In the vast and varied universe of computer books, only a few stand out as the best in their subject areas. Building Internet Firewalls is one of those. It's deep, yet carefully focused, so that almost anything you might want to know about firewall strategies for protecting networks is here. In addition, there's lots of information on the reasons that we build firewalls in the first place, which is to say the security risks that come with Internet connectivity. You'll learn a great deal about Internet services and the protocols that provide them as you follow this book's recommendations for stifling attacks.
If there's a shortcoming to this book, it's its lack of coverage of the turnkey firewall products that are becoming popular among home and small-office users. Emphasis here is on more complicated network defenses that require careful design and setup--both design and implementation are the order of the day here. The authors carefully enumerate the threats they see in various situations, go into some detail on how those threats manifest themselves, and explain what configuration changes you can make to your perimeter defenses to repulse those threats. Plenty of illustrations make points about good and bad security strategies (you want to put the routers here and here, not here or here). You'll learn a lot by reading this book from cover to cover, no matter how much experience you have. --David Wall
Topics covered: Means of protecting private networks from external security threats. The authors go into detail on attackers' means of exploiting security holes in common Internet services, and show how to plug those holes or at least limit the damage that can be done through them. With coverage of Unix, Linux, and Windows NT, the authors detail their philosophies of firewall design and general security policy.
In the five years since the first edition of this classic book was published, Internet use has exploded. The commercial world has rushed headlong into doing business on the Web, often without integrating sound security technologies and policies into their products and methods. The security risks--and the need to protect both business and personal data--have never been greater. We've updated Building Internet Firewalls to address these newer risks. What kinds of security threats does the Internet pose? Some, like password attacks and the exploiting of known security holes, have been around since the early days of networking. And others, like the distributed denial of service attacks that crippled Yahoo, E-Bay, and other major e-commerce sites in early 2000, are in current headlines. Firewalls, critical components of today's computer networks, effectively protect a system from most Internet security threats. They keep damage on one part of the network--such as eavesdropping, a worm program, or file damage--from spreading to the rest of the network. Without firewalls, network security problems can rage out of control, dragging more and more systems down. Like the bestselling and highly respected first edition, Building Internet Firewalls, 2nd Edition, is a practical and detailed step-by-step guide to designing and installing firewalls and configuring Internet services to work with a firewall. Much expanded to include Linux and Windows coverage, the second edition describes:
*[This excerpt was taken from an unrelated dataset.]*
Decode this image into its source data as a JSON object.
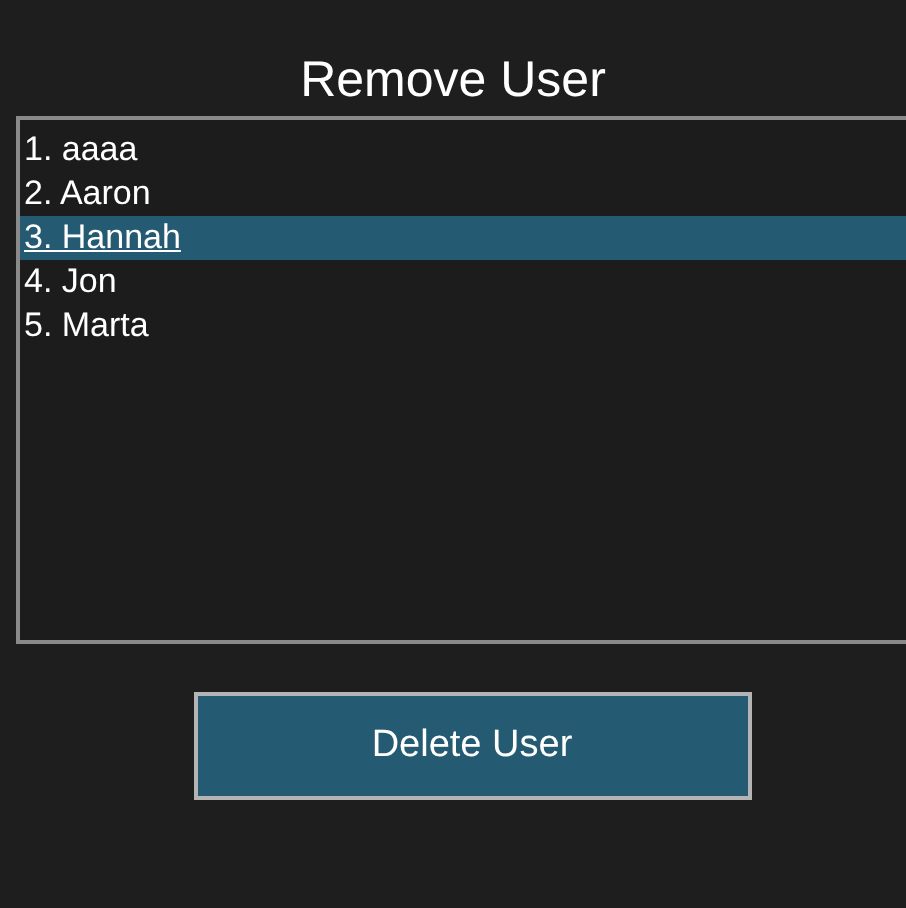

The book's complete list of resources includes the location of many publicly available firewall construction tools.
- Firewall technologies: packet filtering, proxying, network address translation, virtual private networks
- Architectures such as screening routers, dual-homed hosts, screened hosts, screened subnets, perimeter networks, internal firewalls
- Issues involved in a variety of new Internet services and protocols through a firewall
- Email and News
- File transfer and sharing services such as NFS, Samba
- Remote access services such as Telnet, the BSD "r" commands, SSH, BackOrifice 2000
- Real-time conferencing services such as ICQ and talk
- Naming and directory services (e.g., DNS, NetBT, the Windows Browser)
- Authentication and auditing services (e.g., PAM, Kerberos, RADIUS);
- Administrative services (e.g., syslog, SNMP, SMS, RIP and other routing protocols, and ping and other network diagnostics)
- Intermediary protocols (e.g., RPC, SMB, CORBA, IIOP)
- Database protocols (e.g., ODBC, JDBC, and protocols for Oracle, Sybase, and Microsoft SQL Server)